Post graduation, Alexander worked for an engineering consultancy for a period of 6 years, in which time he led a team in developing advanced heavy presses for the New Zealand wool industry. Following this, Alexander moved to CWF Hamilton, a New Zealand company which pioneered the jet boat, where he worked on a number of projects including waterjet development which resulted in patented innovations.[3] 1996 saw Alexander take up a position at the University of Canterbury where he still teaches mechanical engineering design & product innovation.
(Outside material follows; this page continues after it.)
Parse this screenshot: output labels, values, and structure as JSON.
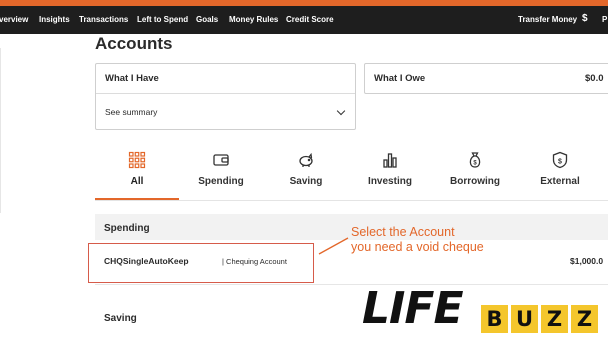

Since 1999 he and some of his students have been involved in the development of the Martin Jetpack.[4] In 2003 he became involved in the development of Alan Gibbs' Aquada amphibious car.

Whilst at the university he has been responsible for several patented inventions including the Springfree Trampoline. The trampoline won the 2010 Consumer Product of the Year Award in the United States following earlier awards in Australia, Canada and New Zealand.[5] In the same year Alexander was awarded the New Zealand Engineering Innovator of the Year award by the New Zealand Engineering Excellence Awards.[6]

Alexander is currently[when?] a member of the ASTM Standards Committee on trampolines.[7]


  1. ^
  2. ^ Michael Herman (2006-08-01). "The Safe Bounce: Chasing superior functionality". Design emagazine. designindustry. Archived from the original on 2007-10-10.
  3. ^
  4. ^ "Archived copy". Archived from the original on 2011-09-16. Retrieved 2011-08-31.CS1 maint: Archived copy as title (link)
  5. ^ "Archived copy". Archived from the original on 2012-03-31. Retrieved 2011-08-31.CS1 maint: Archived copy as title (link)
  6. ^ "New Zealand Engineering Innovator of the Year 2010 - Keith Alexander". Retrieved 2016-05-30.
  7. ^ [1][dead link]